About this exercise: Give back each line of the listing precisely as written.

Excerpted records:
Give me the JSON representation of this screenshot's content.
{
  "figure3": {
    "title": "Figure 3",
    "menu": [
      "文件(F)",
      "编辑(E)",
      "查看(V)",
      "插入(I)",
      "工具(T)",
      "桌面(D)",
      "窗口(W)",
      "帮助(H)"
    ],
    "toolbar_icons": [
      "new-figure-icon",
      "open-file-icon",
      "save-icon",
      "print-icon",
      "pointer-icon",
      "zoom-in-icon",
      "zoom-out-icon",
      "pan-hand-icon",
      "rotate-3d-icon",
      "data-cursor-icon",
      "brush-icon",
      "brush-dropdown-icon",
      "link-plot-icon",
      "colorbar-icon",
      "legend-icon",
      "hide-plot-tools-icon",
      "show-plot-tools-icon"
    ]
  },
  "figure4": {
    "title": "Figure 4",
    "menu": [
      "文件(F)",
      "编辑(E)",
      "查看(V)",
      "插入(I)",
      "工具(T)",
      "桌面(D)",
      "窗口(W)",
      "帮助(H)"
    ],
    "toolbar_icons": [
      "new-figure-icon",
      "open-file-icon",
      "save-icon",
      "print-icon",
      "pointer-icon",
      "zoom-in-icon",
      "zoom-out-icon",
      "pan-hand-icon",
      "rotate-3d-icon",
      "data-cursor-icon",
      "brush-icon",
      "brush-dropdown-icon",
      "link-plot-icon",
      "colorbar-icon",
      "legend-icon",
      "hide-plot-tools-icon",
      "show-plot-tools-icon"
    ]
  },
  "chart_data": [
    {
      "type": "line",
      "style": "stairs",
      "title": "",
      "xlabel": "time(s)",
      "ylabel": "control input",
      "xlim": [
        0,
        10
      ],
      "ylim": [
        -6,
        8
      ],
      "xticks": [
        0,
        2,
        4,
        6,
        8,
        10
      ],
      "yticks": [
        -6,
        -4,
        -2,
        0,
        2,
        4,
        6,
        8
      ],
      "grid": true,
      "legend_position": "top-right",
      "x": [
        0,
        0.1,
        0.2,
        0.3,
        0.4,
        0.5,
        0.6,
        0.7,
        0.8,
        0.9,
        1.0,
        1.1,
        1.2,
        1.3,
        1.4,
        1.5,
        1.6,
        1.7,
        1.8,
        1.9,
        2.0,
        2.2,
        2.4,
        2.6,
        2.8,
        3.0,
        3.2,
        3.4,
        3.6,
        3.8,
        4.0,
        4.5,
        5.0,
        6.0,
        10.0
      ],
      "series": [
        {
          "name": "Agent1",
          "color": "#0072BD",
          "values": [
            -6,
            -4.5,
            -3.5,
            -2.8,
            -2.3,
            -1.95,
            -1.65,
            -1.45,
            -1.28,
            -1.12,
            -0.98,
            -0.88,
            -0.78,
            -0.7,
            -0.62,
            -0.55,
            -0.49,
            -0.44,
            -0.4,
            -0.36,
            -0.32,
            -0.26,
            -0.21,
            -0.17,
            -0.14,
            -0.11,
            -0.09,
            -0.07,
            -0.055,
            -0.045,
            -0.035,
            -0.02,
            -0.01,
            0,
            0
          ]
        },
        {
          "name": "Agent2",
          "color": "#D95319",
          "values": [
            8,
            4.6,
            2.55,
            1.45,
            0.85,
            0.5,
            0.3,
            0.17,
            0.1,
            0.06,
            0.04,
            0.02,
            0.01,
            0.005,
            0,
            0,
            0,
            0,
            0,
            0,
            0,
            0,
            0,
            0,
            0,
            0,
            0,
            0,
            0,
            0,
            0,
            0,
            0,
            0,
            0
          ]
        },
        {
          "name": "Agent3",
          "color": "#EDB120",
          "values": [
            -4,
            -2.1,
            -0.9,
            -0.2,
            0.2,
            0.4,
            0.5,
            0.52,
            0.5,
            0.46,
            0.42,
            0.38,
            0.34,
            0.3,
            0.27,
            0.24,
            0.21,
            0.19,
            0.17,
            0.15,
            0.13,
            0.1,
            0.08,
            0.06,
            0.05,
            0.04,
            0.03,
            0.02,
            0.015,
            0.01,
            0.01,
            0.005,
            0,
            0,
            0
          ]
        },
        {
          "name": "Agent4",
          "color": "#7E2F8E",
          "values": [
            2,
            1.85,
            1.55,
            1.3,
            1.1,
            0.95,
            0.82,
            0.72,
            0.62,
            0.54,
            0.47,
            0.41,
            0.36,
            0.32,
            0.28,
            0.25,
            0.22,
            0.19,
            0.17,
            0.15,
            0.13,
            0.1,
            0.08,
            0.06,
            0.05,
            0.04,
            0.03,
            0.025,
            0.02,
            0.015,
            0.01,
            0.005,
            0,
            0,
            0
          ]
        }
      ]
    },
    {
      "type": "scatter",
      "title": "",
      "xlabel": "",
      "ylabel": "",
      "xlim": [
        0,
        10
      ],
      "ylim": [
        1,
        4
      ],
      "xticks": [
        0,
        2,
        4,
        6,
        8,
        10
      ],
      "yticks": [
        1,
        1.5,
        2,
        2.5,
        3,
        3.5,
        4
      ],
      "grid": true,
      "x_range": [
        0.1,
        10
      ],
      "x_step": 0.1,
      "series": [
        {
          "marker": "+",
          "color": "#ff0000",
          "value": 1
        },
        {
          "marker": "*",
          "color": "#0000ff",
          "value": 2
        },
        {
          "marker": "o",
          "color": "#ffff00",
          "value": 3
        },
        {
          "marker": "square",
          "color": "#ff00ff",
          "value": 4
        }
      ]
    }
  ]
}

Answer area:
Give me the JSON representation of this screenshot's content.
{
  "figure3": {
    "title": "Figure 3",
    "menu": [
      "文件(F)",
      "编辑(E)",
      "查看(V)",
      "插入(I)",
      "工具(T)",
      "桌面(D)",
      "窗口(W)",
      "帮助(H)"
    ],
    "toolbar_icons": [
      "new-figure-icon",
      "open-file-icon",
      "save-icon",
      "print-icon",
      "pointer-icon",
      "zoom-in-icon",
      "zoom-out-icon",
      "pan-hand-icon",
      "rotate-3d-icon",
      "data-cursor-icon",
      "brush-icon",
      "brush-dropdown-icon",
      "link-plot-icon",
      "colorbar-icon",
      "legend-icon",
      "hide-plot-tools-icon",
      "show-plot-tools-icon"
    ]
  },
  "figure4": {
    "title": "Figure 4",
    "menu": [
      "文件(F)",
      "编辑(E)",
      "查看(V)",
      "插入(I)",
      "工具(T)",
      "桌面(D)",
      "窗口(W)",
      "帮助(H)"
    ],
    "toolbar_icons": [
      "new-figure-icon",
      "open-file-icon",
      "save-icon",
      "print-icon",
      "pointer-icon",
      "zoom-in-icon",
      "zoom-out-icon",
      "pan-hand-icon",
      "rotate-3d-icon",
      "data-cursor-icon",
      "brush-icon",
      "brush-dropdown-icon",
      "link-plot-icon",
      "colorbar-icon",
      "legend-icon",
      "hide-plot-tools-icon",
      "show-plot-tools-icon"
    ]
  },
  "chart_data": [
    {
      "type": "line",
      "style": "stairs",
      "title": "",
      "xlabel": "time(s)",
      "ylabel": "control input",
      "xlim": [
        0,
        10
      ],
      "ylim": [
        -6,
        8
      ],
      "xticks": [
        0,
        2,
        4,
        6,
        8,
        10
      ],
      "yticks": [
        -6,
        -4,
        -2,
        0,
        2,
        4,
        6,
        8
      ],
      "grid": true,
      "legend_position": "top-right",
      "x": [
        0,
        0.1,
        0.2,
        0.3,
        0.4,
        0.5,
        0.6,
        0.7,
        0.8,
        0.9,
        1.0,
        1.1,
        1.2,
        1.3,
        1.4,
        1.5,
        1.6,
        1.7,
        1.8,
        1.9,
        2.0,
        2.2,
        2.4,
        2.6,
        2.8,
        3.0,
        3.2,
        3.4,
        3.6,
        3.8,
        4.0,
        4.5,
        5.0,
        6.0,
        10.0
      ],
      "series": [
        {
          "name": "Agent1",
          "color": "#0072BD",
          "values": [
            -6,
            -4.5,
            -3.5,
            -2.8,
            -2.3,
            -1.95,
            -1.65,
            -1.45,
            -1.28,
            -1.12,
            -0.98,
            -0.88,
            -0.78,
            -0.7,
            -0.62,
            -0.55,
            -0.49,
            -0.44,
            -0.4,
            -0.36,
            -0.32,
            -0.26,
            -0.21,
            -0.17,
            -0.14,
            -0.11,
            -0.09,
            -0.07,
            -0.055,
            -0.045,
            -0.035,
            -0.02,
            -0.01,
            0,
            0
          ]
        },
        {
          "name": "Agent2",
          "color": "#D95319",
          "values": [
            8,
            4.6,
            2.55,
            1.45,
            0.85,
            0.5,
            0.3,
            0.17,
            0.1,
            0.06,
            0.04,
            0.02,
            0.01,
            0.005,
            0,
            0,
            0,
            0,
            0,
            0,
            0,
            0,
            0,
            0,
            0,
            0,
            0,
            0,
            0,
            0,
            0,
            0,
            0,
            0,
            0
          ]
        },
        {
          "name": "Agent3",
          "color": "#EDB120",
          "values": [
            -4,
            -2.1,
            -0.9,
            -0.2,
            0.2,
            0.4,
            0.5,
            0.52,
            0.5,
            0.46,
            0.42,
            0.38,
            0.34,
            0.3,
            0.27,
            0.24,
            0.21,
            0.19,
            0.17,
            0.15,
            0.13,
            0.1,
            0.08,
            0.06,
            0.05,
            0.04,
            0.03,
            0.02,
            0.015,
            0.01,
            0.01,
            0.005,
            0,
            0,
            0
          ]
        },
        {
          "name": "Agent4",
          "color": "#7E2F8E",
          "values": [
            2,
            1.85,
            1.55,
            1.3,
            1.1,
            0.95,
            0.82,
            0.72,
            0.62,
            0.54,
            0.47,
            0.41,
            0.36,
            0.32,
            0.28,
            0.25,
            0.22,
            0.19,
            0.17,
            0.15,
            0.13,
            0.1,
            0.08,
            0.06,
            0.05,
            0.04,
            0.03,
            0.025,
            0.02,
            0.015,
            0.01,
            0.005,
            0,
            0,
            0
          ]
        }
      ]
    },
    {
      "type": "scatter",
      "title": "",
      "xlabel": "",
      "ylabel": "",
      "xlim": [
        0,
        10
      ],
      "ylim": [
        1,
        4
      ],
      "xticks": [
        0,
        2,
        4,
        6,
        8,
        10
      ],
      "yticks": [
        1,
        1.5,
        2,
        2.5,
        3,
        3.5,
        4
      ],
      "grid": true,
      "x_range": [
        0.1,
        10
      ],
      "x_step": 0.1,
      "series": [
        {
          "marker": "+",
          "color": "#ff0000",
          "value": 1
        },
        {
          "marker": "*",
          "color": "#0000ff",
          "value": 2
        },
        {
          "marker": "o",
          "color": "#ffff00",
          "value": 3
        },
        {
          "marker": "square",
          "color": "#ff00ff",
          "value": 4
        }
      ]
    }
  ]
}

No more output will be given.